Deakin University
Browse
1/1
2 files

Transfer of picked-up DNA to cotton plates

Version 2 2024-06-06, 07:12
Version 1 2017-11-01, 10:34
journal contribution
posted on 2024-06-06, 07:12 authored by AK Buckingham, Michelle HarveyMichelle Harvey, RAH van Oorschot
DNA is readily transferred to a knife handle by hands during a stabbing action and DNA existing on the handled knife-handle is readily picked-up during the action and transferred to a subsequently handled object. We repeated a part of an earlier study where instead of placing a handprint on five DNA-free glass plates post handling of a knife-handle, participants placed handprints on five consecutive cotton plates. Less DNA was collected from the cotton plates than from the glass plates. This appears to be due to less efficient recovery from cotton plates. DNA from the previous handler(s) of the knife was observable on some subsequently touched cotton plates. Sometimes not on the initially touched plates but on those touched later in the sequence, pointing to potential impacts of different manners of contact. The proportion of this relative to the depositor's DNA was on average < 10%. Where there were multiple previous handlers of the knife, DNA of the most recent handler(s) tended to be more prominent than earlier handlers, within the profiles derived from the cotton plates.
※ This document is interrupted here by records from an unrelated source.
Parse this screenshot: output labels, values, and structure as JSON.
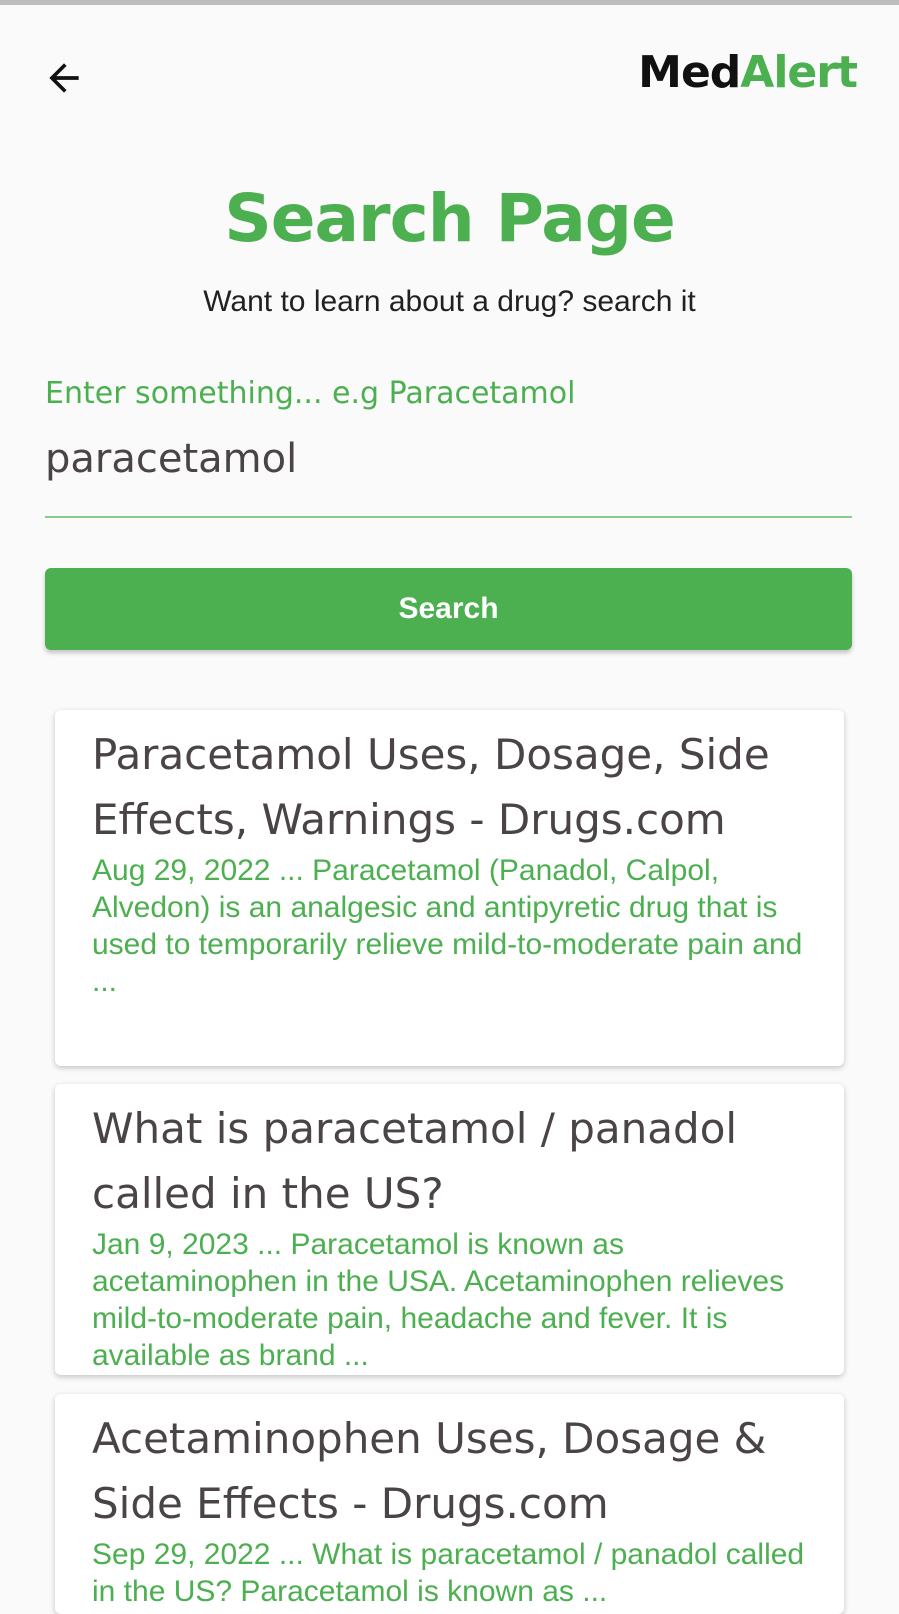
{
  "header": {
    "brand_part1": "Med",
    "brand_part2": "Alert",
    "accent_color": "#4caf50",
    "back_icon": "arrow-left-icon"
  },
  "page": {
    "title": "Search Page",
    "subtitle": "Want to learn about a drug? search it"
  },
  "search": {
    "label": "Enter something... e.g Paracetamol",
    "value": "paracetamol",
    "button_label": "Search"
  },
  "results": [
    {
      "title": "Paracetamol Uses, Dosage, Side Effects, Warnings - Drugs.com",
      "snippet": "Aug 29, 2022 ... Paracetamol (Panadol, Calpol, Alvedon) is an analgesic and antipyretic drug that is used to temporarily relieve mild-to-moderate pain and ..."
    },
    {
      "title": "What is paracetamol / panadol called in the US?",
      "snippet": "Jan 9, 2023 ... Paracetamol is known as acetaminophen in the USA. Acetaminophen relieves mild-to-moderate pain, headache and fever. It is available as brand ..."
    },
    {
      "title": "Acetaminophen Uses, Dosage & Side Effects - Drugs.com",
      "snippet": "Sep 29, 2022 ... What is paracetamol / panadol called in the US? Paracetamol is known as ..."
    }
  ]
}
As per prints left on glass plates, the total and transferred amounts of DNA tended to decrease as more cotton plates were touched subsequent to picking-up foreign DNA from previously touched knife handles. The substrate of the item contacted impacts on the yield and detectability of transferred DNA. More studies are required to increase our understanding of the impacts different substrates have on DNA transfer, persistence, prevalence and recovery.

History

Journal

Forensic science international: genetics supplement series

Volume

6

Pagination

e6-e8

Location

Amsterdam, The Netherlands

Open access

  • Yes

ISSN

1875-1768

eISSN

1875-175X

Language

eng

Publication classification

C Journal article, C1 Refereed article in a scholarly journal

Copyright notice

2017, Elsevier

Publisher

Elsevier

Usage metrics

    Research Publications

    Categories

    No categories selected

    Exports

    RefWorks
    BibTeX
    Ref. manager
    Endnote
    DataCite
    NLM
    DC